--- START ---
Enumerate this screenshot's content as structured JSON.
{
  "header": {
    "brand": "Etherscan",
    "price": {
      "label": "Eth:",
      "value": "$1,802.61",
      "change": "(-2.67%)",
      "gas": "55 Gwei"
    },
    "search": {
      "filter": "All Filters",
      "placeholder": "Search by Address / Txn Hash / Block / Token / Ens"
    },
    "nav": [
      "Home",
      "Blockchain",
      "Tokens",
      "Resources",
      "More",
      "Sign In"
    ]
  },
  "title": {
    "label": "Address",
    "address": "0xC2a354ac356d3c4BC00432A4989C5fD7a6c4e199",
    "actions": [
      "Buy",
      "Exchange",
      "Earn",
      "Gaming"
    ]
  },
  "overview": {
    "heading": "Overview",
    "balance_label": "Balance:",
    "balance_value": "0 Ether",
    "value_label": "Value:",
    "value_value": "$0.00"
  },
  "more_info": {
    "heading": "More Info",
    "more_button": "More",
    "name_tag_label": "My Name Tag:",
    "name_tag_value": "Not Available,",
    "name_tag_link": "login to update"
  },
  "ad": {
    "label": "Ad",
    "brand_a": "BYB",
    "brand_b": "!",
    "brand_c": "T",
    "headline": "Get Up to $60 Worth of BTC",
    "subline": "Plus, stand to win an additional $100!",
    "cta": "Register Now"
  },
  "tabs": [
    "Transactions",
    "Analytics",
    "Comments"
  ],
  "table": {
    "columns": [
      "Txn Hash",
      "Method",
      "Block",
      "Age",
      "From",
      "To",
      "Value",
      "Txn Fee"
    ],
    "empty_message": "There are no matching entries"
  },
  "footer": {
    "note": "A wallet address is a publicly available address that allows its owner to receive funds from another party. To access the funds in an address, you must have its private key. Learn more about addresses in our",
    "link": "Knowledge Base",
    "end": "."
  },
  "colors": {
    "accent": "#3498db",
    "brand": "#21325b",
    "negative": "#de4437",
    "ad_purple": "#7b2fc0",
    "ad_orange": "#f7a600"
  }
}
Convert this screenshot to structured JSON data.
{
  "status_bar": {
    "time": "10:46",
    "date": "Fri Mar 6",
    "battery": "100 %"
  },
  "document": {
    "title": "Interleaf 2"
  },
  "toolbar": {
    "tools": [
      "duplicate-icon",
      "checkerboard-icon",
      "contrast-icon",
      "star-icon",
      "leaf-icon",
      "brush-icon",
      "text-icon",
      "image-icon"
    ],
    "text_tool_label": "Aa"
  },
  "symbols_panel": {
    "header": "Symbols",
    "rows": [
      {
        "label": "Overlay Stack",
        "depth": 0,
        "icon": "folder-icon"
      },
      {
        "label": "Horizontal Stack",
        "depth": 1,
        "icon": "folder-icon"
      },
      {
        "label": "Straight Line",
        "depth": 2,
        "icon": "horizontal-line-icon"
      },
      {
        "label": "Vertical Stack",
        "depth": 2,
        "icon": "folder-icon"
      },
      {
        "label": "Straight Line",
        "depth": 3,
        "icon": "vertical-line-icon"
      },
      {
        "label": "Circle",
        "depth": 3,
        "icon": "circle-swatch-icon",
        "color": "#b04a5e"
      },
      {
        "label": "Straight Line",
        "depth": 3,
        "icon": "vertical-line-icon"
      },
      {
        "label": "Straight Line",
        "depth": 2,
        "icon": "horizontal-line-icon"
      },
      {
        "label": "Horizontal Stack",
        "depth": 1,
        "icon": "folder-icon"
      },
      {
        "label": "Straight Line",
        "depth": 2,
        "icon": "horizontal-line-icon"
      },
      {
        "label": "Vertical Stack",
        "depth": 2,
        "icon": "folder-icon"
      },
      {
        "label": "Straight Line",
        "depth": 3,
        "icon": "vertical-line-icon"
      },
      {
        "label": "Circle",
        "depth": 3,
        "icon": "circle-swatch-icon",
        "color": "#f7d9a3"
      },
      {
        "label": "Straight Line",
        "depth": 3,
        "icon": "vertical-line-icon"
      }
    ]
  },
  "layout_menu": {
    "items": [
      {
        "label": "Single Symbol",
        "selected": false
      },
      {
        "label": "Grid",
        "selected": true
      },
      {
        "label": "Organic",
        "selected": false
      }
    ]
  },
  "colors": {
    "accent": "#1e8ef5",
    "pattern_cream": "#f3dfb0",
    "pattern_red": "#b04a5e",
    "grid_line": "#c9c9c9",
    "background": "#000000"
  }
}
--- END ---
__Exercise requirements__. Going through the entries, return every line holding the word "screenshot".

__Reply__.
Enumerate this screenshot's content as structured JSON.
Convert this screenshot to structured JSON data.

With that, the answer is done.